Promising environmental breakthroughs have been made by scientists at The University of Manchester. Two groups of researchers from the Department of Chemistry and Manchester Institute of Biotechnology have developed ways to convert harmful waste products into useful chemicals.
The team from the Department of Chemistry has developed a metal-organic framework (MOF) that can capture the major toxic pollutant nitrogen dioxide and convert it to nitric acid. The MOF, referred to as MFM-520, is a small and very porous three-dimensional structure that can readily trap nitrogen dioxide gas inside.
Nitrogen dioxide is a harmful air pollutant that is released when fossil fuels are burned, particularly from car exhausts. The pollutant is a major cause of bronchitis, asthma, cancer and heart problems, and approximately 1,200 deaths per year in Greater Manchester can be linked to the pollutant.

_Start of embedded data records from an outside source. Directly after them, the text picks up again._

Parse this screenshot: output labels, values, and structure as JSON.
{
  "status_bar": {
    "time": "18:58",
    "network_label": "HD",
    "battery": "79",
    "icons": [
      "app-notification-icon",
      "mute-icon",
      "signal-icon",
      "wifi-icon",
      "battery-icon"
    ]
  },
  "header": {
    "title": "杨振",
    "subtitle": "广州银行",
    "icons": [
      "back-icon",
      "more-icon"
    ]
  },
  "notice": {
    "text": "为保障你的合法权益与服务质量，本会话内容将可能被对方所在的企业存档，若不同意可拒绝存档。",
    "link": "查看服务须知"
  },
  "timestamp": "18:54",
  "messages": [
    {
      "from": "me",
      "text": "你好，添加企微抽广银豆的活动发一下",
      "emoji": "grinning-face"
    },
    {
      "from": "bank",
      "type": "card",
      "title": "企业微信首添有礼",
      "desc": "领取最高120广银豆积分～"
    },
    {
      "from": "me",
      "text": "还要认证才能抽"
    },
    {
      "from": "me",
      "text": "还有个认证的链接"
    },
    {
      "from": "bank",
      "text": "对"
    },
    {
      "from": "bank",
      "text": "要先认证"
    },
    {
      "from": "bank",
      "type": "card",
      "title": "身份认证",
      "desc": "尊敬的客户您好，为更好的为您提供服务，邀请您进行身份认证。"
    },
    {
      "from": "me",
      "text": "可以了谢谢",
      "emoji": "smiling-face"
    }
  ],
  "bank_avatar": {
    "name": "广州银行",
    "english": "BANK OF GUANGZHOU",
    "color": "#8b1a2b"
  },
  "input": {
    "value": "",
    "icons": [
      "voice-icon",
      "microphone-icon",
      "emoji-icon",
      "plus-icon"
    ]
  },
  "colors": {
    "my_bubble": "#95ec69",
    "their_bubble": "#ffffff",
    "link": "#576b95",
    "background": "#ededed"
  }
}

Alongside removing the harmful pollutant from the air, using MFM-520 to convert nitrogen dioxide to nitric acid could be very profitable. Valued at $2.5 billion in 2016, nitric acid is a high-value chemical that can be used in agricultural crop fertilisers, nylon and rocket propellant.
“This is the first MOF that can capture and convert toxic, gaseous air pollutants into a useful industrial commodity”, said Dr Sihai Yang, a lead author and senior lecturer at the Department of Chemistry.
A team of researchers at the Manchester Institute of Biotechnology have also recently developed a novel technique to produce a high-value chemical from waste products. Using waste plant matter from sugar cane and wheat straw crops, the biocatalytic treatment technique converts ferulic acid to the valuable coniferol.
Coniferol is a chemical building block for everyday products such as fabric softener, flavouring for foodstuffs and life-saving therapeutic drugs. The highly efficient process takes place in a single vessel and increases the value of waste plant biomass 5000-fold. The new technique is a promising alternative route to producing chemicals which are traditionally derived from petrochemical resources.
The production of biofuels, the environmentally friendly alternative to fossil fuels, often produce large amounts of waste sugar cane and wheat straw biomass. The ability to convert these waste products into valuable chemicals offers the potential to increase the economic viability of biofuel-production from plant-based sources. These findings could help accelerate the shift away from fossil fuels to more sustainable and less harmful alternatives.